Jonathan Trotter Running
This is my corner of the web to document my running. It's really just for me to store some memories for the future but perhaps a few people will find it interesting here and there.
I'm now in my sixties and I've been running for decades. I had no particular talent for it, at school it was the usual cross country in the snow and occasional sports day.
I started running regularly in the early 1980s when I lived in Central London near Waterloo Station. I did a six mile loop from Tower Bridge to Westminster Bridge. I've no idea how long it took as I never timed myself, just ran at a decent sort of pace I suppose. I added in runs around Hampstead Heath or on the running track there. I led a fairly late night existence installing sound systems into nightclubs and playing in bands. Running for me was a way of staying fit and a time to just be free with my own thoughts.
This carried on until my partner Moira and I bought a house in Lee Green, South East London, just in time for the birth of our first child Robert in 1992. This gave me access to a new world of running routes, up to Blackheath and Greenwich Park and along the river path to The Dome (O2) when it was built for the Millennium.
Gradually my mileage built up and I was running a few times a week, my regular weekend route was about nine miles down to and along the river.
I was playing five a side football and I still never timed myself or ran any races. It was the biggest block of base training imagineable.
I had always wanted to run a marathon but never seemed to have enough time to train for it seriously with my workload and lifestyle. Now I know you make the time for these things.
In 2005 my mate Tim asked if I would enter The Great North Run with him to raise money for The Down's Society. That was my first big event.
I ran my first marathon in Krakow, Poland in 2007.
Since then I've run twenty plus marathons, some ultramarathons building up to my first 100 miler in 2017 and the usual mix of shorter races.
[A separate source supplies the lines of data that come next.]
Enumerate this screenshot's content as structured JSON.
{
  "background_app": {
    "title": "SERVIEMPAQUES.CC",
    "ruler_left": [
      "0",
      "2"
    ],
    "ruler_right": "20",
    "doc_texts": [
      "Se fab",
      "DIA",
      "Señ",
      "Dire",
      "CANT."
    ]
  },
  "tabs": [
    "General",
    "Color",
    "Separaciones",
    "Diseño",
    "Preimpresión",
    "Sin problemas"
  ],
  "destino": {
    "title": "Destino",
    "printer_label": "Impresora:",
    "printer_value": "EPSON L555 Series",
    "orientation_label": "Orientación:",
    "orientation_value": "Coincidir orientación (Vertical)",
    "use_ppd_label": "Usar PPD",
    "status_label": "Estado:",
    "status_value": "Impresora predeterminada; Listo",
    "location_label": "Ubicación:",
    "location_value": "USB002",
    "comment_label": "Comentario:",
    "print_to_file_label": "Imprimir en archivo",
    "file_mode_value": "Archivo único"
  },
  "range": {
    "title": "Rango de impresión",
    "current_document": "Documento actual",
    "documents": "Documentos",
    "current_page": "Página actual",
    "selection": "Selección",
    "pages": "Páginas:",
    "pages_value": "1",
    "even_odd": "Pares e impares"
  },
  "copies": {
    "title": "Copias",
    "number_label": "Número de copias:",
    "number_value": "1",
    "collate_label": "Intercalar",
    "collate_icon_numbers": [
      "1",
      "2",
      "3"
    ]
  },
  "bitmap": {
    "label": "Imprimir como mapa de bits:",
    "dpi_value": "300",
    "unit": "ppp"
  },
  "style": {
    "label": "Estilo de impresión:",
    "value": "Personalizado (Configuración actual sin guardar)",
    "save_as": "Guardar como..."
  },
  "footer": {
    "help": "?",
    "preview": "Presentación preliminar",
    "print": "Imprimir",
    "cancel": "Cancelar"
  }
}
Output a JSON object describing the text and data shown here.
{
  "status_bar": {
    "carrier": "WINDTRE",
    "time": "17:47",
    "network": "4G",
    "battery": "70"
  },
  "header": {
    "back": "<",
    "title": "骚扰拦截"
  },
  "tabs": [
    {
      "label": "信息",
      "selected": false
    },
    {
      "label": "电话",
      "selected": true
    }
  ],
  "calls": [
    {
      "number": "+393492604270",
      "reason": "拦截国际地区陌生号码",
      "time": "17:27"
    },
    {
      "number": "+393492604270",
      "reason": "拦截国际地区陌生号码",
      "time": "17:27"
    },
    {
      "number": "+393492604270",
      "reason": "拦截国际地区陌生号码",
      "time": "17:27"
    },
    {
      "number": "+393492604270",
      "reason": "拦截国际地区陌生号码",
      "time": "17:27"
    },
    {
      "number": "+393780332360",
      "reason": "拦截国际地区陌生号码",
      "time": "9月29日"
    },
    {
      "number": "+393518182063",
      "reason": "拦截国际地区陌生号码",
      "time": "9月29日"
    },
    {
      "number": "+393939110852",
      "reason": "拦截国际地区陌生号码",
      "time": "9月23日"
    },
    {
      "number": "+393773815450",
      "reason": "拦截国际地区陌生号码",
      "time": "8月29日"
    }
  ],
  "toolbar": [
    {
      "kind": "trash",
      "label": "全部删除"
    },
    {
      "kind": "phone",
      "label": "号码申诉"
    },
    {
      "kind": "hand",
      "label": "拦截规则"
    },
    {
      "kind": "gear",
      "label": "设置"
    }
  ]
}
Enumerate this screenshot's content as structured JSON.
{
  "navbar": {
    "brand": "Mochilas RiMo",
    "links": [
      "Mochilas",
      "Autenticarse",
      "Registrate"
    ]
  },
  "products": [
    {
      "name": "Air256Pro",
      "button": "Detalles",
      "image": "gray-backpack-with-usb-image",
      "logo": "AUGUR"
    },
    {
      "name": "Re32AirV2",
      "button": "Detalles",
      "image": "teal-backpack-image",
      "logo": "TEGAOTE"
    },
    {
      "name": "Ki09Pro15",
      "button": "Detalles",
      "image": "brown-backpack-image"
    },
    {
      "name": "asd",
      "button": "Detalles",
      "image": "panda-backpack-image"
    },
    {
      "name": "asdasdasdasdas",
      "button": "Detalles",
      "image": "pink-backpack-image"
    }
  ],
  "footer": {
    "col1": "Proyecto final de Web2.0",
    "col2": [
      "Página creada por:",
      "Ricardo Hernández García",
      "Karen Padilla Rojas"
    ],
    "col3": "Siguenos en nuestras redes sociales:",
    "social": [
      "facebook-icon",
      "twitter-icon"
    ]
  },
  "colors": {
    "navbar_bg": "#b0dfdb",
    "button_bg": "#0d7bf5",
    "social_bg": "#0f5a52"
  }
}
Running has given me so much. It doesn't come easy, it is almost always hard work but it has been so rewarding, even life changing. It has given me new confidence, fitness and mental determination.